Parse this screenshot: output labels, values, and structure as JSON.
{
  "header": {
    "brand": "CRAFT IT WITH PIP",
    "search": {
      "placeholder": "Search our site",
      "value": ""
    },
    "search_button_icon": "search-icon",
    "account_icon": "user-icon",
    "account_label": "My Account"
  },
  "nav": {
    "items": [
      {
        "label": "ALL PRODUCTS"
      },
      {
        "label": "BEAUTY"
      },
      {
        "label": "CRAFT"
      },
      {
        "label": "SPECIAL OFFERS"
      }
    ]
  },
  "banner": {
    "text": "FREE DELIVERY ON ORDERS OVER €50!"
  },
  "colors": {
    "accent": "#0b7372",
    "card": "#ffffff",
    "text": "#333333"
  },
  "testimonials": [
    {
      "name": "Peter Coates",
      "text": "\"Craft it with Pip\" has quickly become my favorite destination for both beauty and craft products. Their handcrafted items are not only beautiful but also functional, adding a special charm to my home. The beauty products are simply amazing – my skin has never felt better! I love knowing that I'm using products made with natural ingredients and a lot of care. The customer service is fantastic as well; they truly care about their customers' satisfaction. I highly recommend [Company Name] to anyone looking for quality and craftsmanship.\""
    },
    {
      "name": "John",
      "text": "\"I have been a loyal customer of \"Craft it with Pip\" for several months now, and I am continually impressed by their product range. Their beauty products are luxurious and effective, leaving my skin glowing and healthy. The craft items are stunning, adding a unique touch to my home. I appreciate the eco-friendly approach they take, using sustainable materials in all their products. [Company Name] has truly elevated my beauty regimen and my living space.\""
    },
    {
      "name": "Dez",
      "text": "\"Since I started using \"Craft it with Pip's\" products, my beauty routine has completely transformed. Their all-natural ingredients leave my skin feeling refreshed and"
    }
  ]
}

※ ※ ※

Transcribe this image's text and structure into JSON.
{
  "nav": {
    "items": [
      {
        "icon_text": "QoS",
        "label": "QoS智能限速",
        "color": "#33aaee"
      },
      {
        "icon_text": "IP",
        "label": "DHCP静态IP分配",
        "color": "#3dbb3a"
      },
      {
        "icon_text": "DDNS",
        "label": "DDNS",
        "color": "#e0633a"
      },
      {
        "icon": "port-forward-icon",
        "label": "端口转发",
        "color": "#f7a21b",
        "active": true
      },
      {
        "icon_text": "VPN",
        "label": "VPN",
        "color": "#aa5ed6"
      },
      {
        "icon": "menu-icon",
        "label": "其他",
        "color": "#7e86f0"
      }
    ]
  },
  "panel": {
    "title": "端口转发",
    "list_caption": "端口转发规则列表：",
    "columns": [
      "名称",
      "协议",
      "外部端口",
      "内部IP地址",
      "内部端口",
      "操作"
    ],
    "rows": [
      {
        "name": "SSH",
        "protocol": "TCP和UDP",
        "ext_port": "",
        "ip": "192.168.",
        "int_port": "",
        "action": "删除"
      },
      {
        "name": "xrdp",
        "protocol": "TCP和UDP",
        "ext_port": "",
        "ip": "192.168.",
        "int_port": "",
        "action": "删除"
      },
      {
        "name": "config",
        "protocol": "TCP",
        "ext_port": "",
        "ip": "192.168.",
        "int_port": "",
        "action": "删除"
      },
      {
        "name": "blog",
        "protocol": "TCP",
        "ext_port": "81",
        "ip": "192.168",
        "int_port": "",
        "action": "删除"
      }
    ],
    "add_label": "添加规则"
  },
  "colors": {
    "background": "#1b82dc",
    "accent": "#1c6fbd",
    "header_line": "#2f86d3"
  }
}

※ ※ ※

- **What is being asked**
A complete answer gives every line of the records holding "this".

- **Output of the exercise**
Parse this screenshot: output labels, values, and structure as JSON.
Transcribe this image's text and structure into JSON.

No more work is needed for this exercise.